Ember has partnered with HSBC in the U.K. so that the bank’s business customers can access Ember’s services from their online accounts.

Embedded finance is still trendy as accounting automation startup Ember partners with HSBC UK

Kudos uses AI to figure out consumer spending habits so it can then provide more personalized financial advice, like maximizing rewards and utilizing credit effectively.

Kudos lands $10M for an AI smart wallet that picks the best credit card for purchases

The EU’s warning comes after Microsoft failed to respond to a legally binding request for information that focused on its generative AI tools.

EU warns Microsoft it could be fined billions over missing GenAI risk info

The prospects for troubled banking-as-a-service startup Synapse have gone from bad to worse this week after a United States Trustee filed an emergency motion on Wednesday.  The trustee is asking…

A US Trustee wants troubled fintech Synapse to be liquidated via Chapter 7 bankruptcy, cites ‘gross mismanagement’

U.K.-based Seraphim Space is spinning up its 13th accelerator program, with nine participating companies working on a range of tech from propulsion to in-space manufacturing and space situational awareness. The…

Seraphim’s latest space accelerator welcomes nine companies

OpenAI has reached a deal with Reddit to use the social news site’s data for training AI models. In a blog post on OpenAI’s press relations site, the company said…

OpenAI inks deal to train AI on Reddit data

X users will now be able to discover posts from new Communities that are trending directly from an Explore tab within the section.

X pushes more users to Communities

For Mark Zuckerberg’s 40th birthday, his wife got him a photoshoot. Zuckerberg gives the camera a sly smile as he sits amid a carefully crafted re-creation of his childhood bedroom.…

Mark Zuckerberg’s makeover: Midlife crisis or carefully crafted rebrand?

Strava announced a slew of features, including AI to weed out leaderboard cheats, a new ‘family’ subscription plan, dark mode and more.

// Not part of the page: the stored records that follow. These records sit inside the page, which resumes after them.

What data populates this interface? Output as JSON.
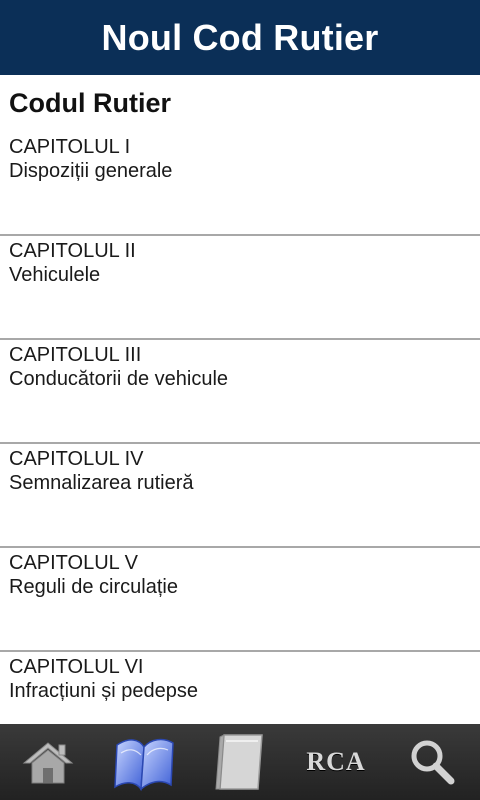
{
  "header": {
    "title": "Noul Cod Rutier"
  },
  "section": {
    "title": "Codul Rutier"
  },
  "chapters": [
    {
      "label": "CAPITOLUL I",
      "title": "Dispoziții generale"
    },
    {
      "label": "CAPITOLUL II",
      "title": "Vehiculele"
    },
    {
      "label": "CAPITOLUL III",
      "title": "Conducătorii de vehicule"
    },
    {
      "label": "CAPITOLUL IV",
      "title": "Semnalizarea rutieră"
    },
    {
      "label": "CAPITOLUL V",
      "title": "Reguli de circulație"
    },
    {
      "label": "CAPITOLUL VI",
      "title": "Infracțiuni și pedepse"
    }
  ],
  "tabbar": {
    "items": [
      {
        "icon": "home-icon"
      },
      {
        "icon": "open-book-icon",
        "selected": true
      },
      {
        "icon": "closed-book-icon"
      },
      {
        "icon": "rca-icon",
        "label": "RCA"
      },
      {
        "icon": "search-icon"
      }
    ]
  },
  "colors": {
    "header_bg": "#0b2f57",
    "tabbar_bg": "#2b2b2b",
    "selected_tab": "#4a6bd8"
  }
}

Strava taps AI to weed out leaderboard cheats, unveils ‘family’ plan, dark mode and more

We all fall down sometimes. Astronauts are no exception. You need to be in peak physical condition for space travel, but bulky space suits and lower gravity levels can be…

Astronauts fall over. Robotic limbs can help them back up.

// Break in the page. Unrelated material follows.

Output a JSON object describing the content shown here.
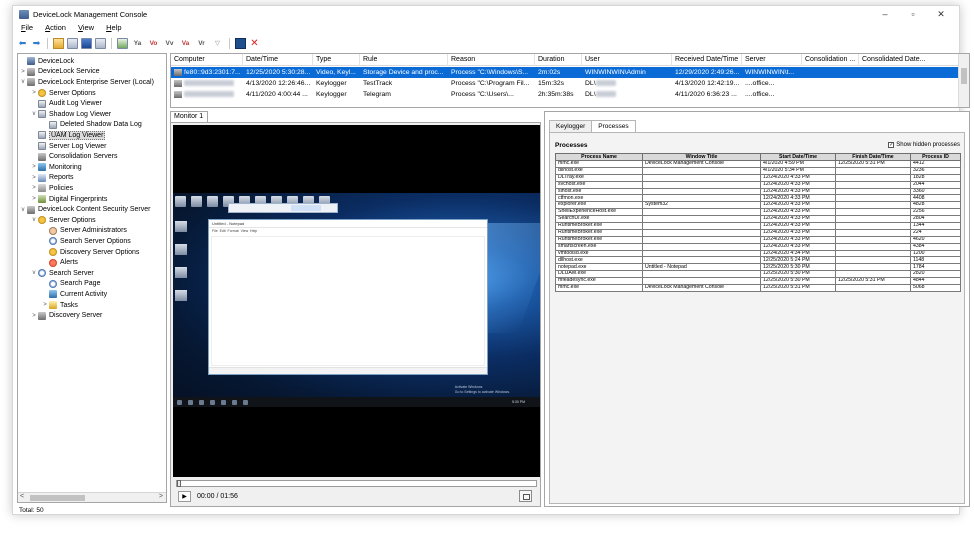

Microsoft will launch its custom Cobalt 100 chips to customers as a public preview at its Build conference next week, TechCrunch has learned. In an analyst briefing ahead of Build,…

Microsoft’s custom Cobalt chips will come to Azure next week

What a wild week for transportation news! It was a smorgasbord of news that seemed to touch every sector and theme in transportation.

Tesla keeps cutting jobs and the feds probe Waymo

Sony Music Group has sent letters to more than 700 tech companies and music streaming services to warn them not to use its music to train AI without explicit permission.…

Sony Music warns tech companies over ‘unauthorized’ use of its content to train AI

Winston Chi, Butter’s founder and CEO, told TechCrunch that “most parties, including our investors and us, are making money” from the exit.

GrubMarket buys Butter to give its food distribution tech an AI boost

The investor lawsuit is related to Bolt securing a $30 million personal loan to Ryan Breslow, which was later defaulted on.

Bolt founder Ryan Breslow wants to settle an investor lawsuit by returning $37 million worth of shares

Meta, the parent company of Facebook, launched an enterprise version of the prominent social network in 2015. It always seemed like a stretch for a company built on a consumer…

With the end of Workplace, it’s fair to wonder if Meta was ever serious about the enterprise

X, formerly Twitter, turned TweetDeck into X Pro and pushed it behind a paywall. But there is a new column-based social media tool in town, and it’s from Instagram Threads.…

Meta Threads is testing pinned columns on the web, similar to the old TweetDeck

As part of 2024’s Accessibility Awareness Day, Google is showing off some updates to Android that should be useful to folks with mobility or vision impairments. Project Gameface allows gamers…

Google expands hands-free and eyes-free interfaces on Android